The drug Favipiravir is also currently being trialed in long-term care facilities in two ways — as an antiviral to treat mild and moderate symptoms in those who have COVID-19 and additionally as a preventative treatment for those who may have been exposed to the virus. The antiviral treatment for COVID-19 patients is aimed at lessening symptoms and helping patients get healthier faster. The prophylactic study is testing to prove that if taken early enough, someone with exposure to the virus could experience no symptoms at all.
Stephens came to Appili from IMV Inc. (formerly Immunovaccine), where she became chief financial officer of the company at just 32. She helped raised more than $40 million in equity financing and government grants and was instrumental in IMV’s graduation from the TSX Venture Exchange to the TSX and listing on the OTCQX in the U.S.
“It was definitely intimidating when I started, but what I have come to learn over the last 10 years is to be comfortable being uncomfortable and to be confident enough to admit when you don’t know something,” she says.
Stephens joined Appili Therapeutics Inc. with the intent to take the company public, which she did in 2019, and is currently preparing to list on NASDAQ when the time is right.
An avid volunteer, Stephens was most recently a director (and past-chair) of Habitat for Humanity Nova Scotia for over seven years and was the President of the Atlantic chapter of Financial Executives International for the past two years. She has also served as treasurer of BioNova — Nova Scotia’s life science/biotechnology association — and has been a Big Sister with Big Brothers Big Sisters for over 10 years. She will be joining the Board of Directors of the Halifax Chamber of Commerce in May and is looking to join another non-profit board over the next six months.

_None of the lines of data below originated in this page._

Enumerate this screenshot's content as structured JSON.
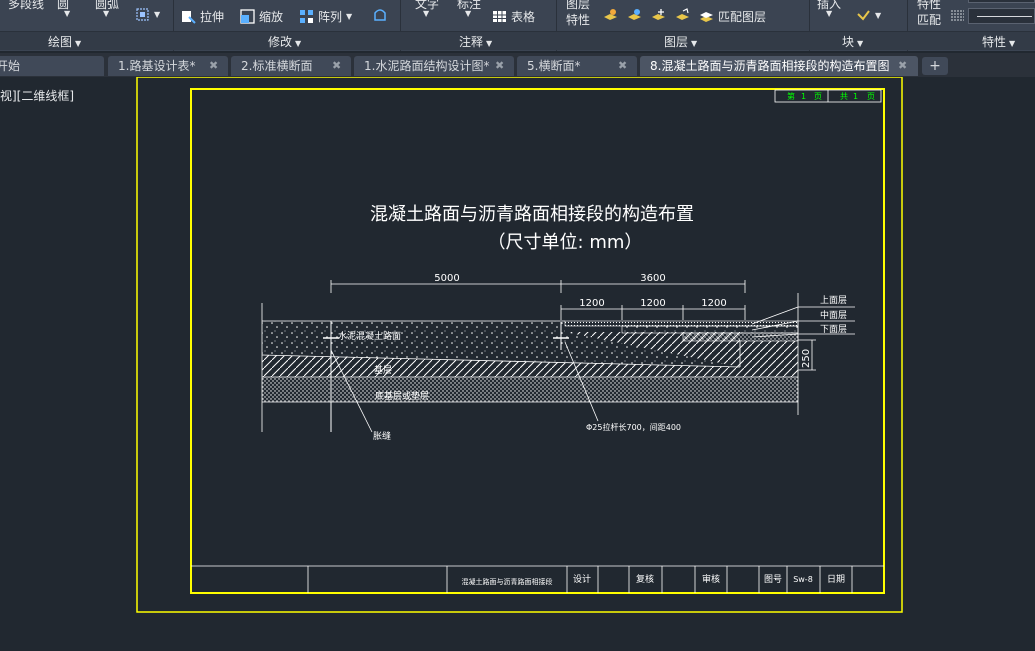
{
  "ribbon": {
    "draw": {
      "polyline": "多段线",
      "circle": "圆",
      "arc": "圆弧"
    },
    "modify": {
      "stretch": "拉伸",
      "scale": "缩放",
      "array": "阵列"
    },
    "annotation": {
      "text": "文字",
      "dimension": "标注",
      "table": "表格"
    },
    "layers": {
      "layer_properties_line1": "图层",
      "layer_properties_line2": "特性",
      "match_layer": "匹配图层"
    },
    "block": {
      "insert": "插入"
    },
    "properties": {
      "match_line1": "特性",
      "match_line2": "匹配"
    },
    "panels": {
      "draw": "绘图",
      "modify": "修改",
      "annotation": "注释",
      "layers": "图层",
      "block": "块",
      "properties": "特性"
    }
  },
  "tabs": [
    {
      "label": "开始"
    },
    {
      "label": "1.路基设计表*"
    },
    {
      "label": "2.标准横断面"
    },
    {
      "label": "1.水泥路面结构设计图*"
    },
    {
      "label": "5.横断面*"
    },
    {
      "label": "8.混凝土路面与沥青路面相接段的构造布置图",
      "active": true
    }
  ],
  "view_label": "视][二维线框]",
  "drawing": {
    "sheet_no": {
      "label1": "第",
      "value1": "1",
      "unit1": "页",
      "label2": "共",
      "value2": "1",
      "unit2": "页"
    },
    "title": "混凝土路面与沥青路面相接段的构造布置",
    "subtitle": "（尺寸单位: mm）",
    "dims": {
      "left": "5000",
      "right": "3600",
      "seg1": "1200",
      "seg2": "1200",
      "seg3": "1200",
      "vertical": "250"
    },
    "labels": {
      "concrete": "水泥混凝土路面",
      "base": "基层",
      "subbase": "底基层或垫层",
      "joint": "胀缝",
      "upper": "上面层",
      "middle": "中面层",
      "lower": "下面层",
      "rebar": "Φ25拉杆长700，间距400"
    },
    "titleblock": {
      "name": "混凝土路面与沥青路面相接段",
      "design": "设计",
      "check": "复核",
      "review": "审核",
      "drawing_no_label": "图号",
      "drawing_no": "Sw-8",
      "date": "日期"
    }
  },
  "colors": {
    "frame": "#ffff00",
    "line": "#ffffff",
    "green_text": "#00ff00",
    "background": "#212830",
    "ribbon": "#3b4452"
  }
}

“I like to volunteer a lot because I want to give back,” she says. “Later in my career when I recognized I had a better work-life balance, I didn’t want to waste my free time. I’ve learned so much about leadership and what motivates people from volunteering that I, in turn, bring into my professional life.”